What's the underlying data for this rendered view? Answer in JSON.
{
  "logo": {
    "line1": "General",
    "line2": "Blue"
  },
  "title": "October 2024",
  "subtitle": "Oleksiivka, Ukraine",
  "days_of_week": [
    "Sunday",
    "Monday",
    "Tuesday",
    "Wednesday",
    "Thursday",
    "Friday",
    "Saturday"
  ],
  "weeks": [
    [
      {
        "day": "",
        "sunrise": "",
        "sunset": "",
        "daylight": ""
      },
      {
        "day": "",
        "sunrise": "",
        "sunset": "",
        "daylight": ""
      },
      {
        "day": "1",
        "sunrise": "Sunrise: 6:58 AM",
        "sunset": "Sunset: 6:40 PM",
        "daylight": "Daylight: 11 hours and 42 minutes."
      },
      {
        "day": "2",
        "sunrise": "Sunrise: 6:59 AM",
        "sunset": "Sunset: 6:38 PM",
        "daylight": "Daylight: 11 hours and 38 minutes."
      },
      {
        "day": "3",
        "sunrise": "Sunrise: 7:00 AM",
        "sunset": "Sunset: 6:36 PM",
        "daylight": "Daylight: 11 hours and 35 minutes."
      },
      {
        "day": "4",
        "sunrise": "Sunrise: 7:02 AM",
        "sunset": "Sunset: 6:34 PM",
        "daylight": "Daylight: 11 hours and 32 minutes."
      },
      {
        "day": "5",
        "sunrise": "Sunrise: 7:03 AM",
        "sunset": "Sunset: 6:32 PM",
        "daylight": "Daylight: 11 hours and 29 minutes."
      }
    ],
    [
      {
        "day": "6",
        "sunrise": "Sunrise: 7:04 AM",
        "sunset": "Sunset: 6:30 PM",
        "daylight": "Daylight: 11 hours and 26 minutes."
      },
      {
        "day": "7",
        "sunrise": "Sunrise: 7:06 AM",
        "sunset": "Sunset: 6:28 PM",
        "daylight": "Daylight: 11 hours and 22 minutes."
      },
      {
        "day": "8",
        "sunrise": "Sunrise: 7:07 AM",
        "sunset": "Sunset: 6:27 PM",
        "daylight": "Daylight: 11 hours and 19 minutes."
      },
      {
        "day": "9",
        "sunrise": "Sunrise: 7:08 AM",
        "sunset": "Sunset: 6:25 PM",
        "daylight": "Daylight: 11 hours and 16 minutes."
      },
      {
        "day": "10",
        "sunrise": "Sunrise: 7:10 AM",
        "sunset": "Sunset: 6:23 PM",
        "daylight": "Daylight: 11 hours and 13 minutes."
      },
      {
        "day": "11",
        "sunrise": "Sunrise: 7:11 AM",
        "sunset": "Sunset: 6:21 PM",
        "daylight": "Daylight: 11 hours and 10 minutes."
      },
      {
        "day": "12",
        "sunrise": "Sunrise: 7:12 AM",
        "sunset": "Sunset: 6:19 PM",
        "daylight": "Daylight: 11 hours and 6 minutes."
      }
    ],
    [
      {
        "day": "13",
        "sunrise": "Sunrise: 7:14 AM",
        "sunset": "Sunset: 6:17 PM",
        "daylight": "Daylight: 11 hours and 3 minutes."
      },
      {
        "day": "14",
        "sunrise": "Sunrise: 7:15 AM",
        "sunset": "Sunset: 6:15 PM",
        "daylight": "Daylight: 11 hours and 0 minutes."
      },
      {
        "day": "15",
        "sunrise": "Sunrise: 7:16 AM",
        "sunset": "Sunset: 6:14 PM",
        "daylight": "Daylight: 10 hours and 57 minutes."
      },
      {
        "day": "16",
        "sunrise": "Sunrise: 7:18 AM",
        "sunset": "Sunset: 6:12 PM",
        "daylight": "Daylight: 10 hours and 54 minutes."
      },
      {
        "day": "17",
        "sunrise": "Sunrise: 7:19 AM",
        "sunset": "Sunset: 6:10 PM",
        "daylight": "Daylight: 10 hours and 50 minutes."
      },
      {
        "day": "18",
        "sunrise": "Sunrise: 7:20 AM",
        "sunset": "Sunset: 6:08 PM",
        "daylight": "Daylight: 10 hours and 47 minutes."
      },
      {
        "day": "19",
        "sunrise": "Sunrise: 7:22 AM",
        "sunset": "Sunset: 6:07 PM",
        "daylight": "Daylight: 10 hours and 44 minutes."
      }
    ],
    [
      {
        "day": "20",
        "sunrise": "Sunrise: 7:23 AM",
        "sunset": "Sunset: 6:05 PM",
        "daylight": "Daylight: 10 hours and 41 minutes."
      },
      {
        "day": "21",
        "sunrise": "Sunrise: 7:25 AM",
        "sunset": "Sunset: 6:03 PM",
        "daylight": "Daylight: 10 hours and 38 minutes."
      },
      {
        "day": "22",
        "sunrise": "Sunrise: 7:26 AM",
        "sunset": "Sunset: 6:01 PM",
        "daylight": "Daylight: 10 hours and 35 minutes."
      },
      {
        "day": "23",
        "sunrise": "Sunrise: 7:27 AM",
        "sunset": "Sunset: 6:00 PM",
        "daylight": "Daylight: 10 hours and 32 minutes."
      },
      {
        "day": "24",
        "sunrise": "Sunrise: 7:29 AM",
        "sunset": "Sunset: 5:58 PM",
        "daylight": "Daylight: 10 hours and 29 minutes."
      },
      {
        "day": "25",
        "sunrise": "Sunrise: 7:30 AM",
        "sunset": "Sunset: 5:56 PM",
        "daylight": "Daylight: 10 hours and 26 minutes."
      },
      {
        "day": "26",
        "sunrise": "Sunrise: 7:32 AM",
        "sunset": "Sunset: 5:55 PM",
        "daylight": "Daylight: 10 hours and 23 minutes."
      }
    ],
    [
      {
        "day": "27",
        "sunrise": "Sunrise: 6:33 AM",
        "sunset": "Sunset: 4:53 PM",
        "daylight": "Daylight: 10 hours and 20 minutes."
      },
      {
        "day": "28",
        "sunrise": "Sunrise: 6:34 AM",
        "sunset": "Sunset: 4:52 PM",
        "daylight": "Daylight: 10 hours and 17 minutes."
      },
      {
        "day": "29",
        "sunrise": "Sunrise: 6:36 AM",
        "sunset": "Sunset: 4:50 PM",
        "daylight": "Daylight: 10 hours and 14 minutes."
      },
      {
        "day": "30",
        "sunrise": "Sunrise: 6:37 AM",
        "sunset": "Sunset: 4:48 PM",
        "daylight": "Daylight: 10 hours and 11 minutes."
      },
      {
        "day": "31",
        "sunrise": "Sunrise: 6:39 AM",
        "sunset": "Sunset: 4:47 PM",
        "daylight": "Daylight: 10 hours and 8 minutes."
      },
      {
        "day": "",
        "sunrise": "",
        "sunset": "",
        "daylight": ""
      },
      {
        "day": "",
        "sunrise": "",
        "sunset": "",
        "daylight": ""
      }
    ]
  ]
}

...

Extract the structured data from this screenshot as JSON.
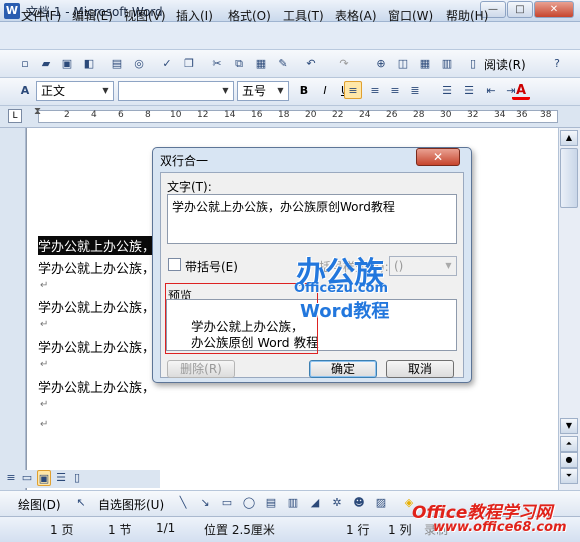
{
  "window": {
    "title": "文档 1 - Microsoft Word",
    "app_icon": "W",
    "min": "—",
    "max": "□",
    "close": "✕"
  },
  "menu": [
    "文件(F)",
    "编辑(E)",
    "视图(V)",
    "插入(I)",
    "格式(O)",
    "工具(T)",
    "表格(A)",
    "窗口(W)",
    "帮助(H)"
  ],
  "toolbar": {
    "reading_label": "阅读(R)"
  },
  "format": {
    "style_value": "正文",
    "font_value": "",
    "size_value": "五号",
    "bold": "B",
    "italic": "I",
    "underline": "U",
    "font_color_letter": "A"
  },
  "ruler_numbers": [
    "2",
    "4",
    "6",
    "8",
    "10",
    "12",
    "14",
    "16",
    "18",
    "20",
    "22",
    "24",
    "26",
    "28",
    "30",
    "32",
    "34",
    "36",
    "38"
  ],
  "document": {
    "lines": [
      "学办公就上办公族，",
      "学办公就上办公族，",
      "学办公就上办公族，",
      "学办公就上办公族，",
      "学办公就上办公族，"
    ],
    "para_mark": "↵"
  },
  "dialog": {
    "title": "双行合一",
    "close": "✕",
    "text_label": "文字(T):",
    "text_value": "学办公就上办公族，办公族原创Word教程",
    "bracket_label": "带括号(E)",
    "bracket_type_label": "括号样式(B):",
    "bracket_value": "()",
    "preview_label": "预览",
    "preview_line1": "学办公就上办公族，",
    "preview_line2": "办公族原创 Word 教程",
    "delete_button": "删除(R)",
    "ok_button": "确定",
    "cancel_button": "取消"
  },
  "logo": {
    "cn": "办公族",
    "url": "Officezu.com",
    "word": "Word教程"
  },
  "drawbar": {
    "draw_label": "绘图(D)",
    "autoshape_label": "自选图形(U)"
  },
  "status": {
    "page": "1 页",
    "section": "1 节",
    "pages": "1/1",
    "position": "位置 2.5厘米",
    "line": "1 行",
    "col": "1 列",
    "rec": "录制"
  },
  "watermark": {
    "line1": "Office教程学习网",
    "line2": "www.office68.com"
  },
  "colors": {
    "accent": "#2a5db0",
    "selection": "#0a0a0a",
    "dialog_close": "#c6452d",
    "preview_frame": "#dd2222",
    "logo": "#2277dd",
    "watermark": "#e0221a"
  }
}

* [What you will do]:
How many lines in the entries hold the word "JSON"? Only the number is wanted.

* [Solution]:
2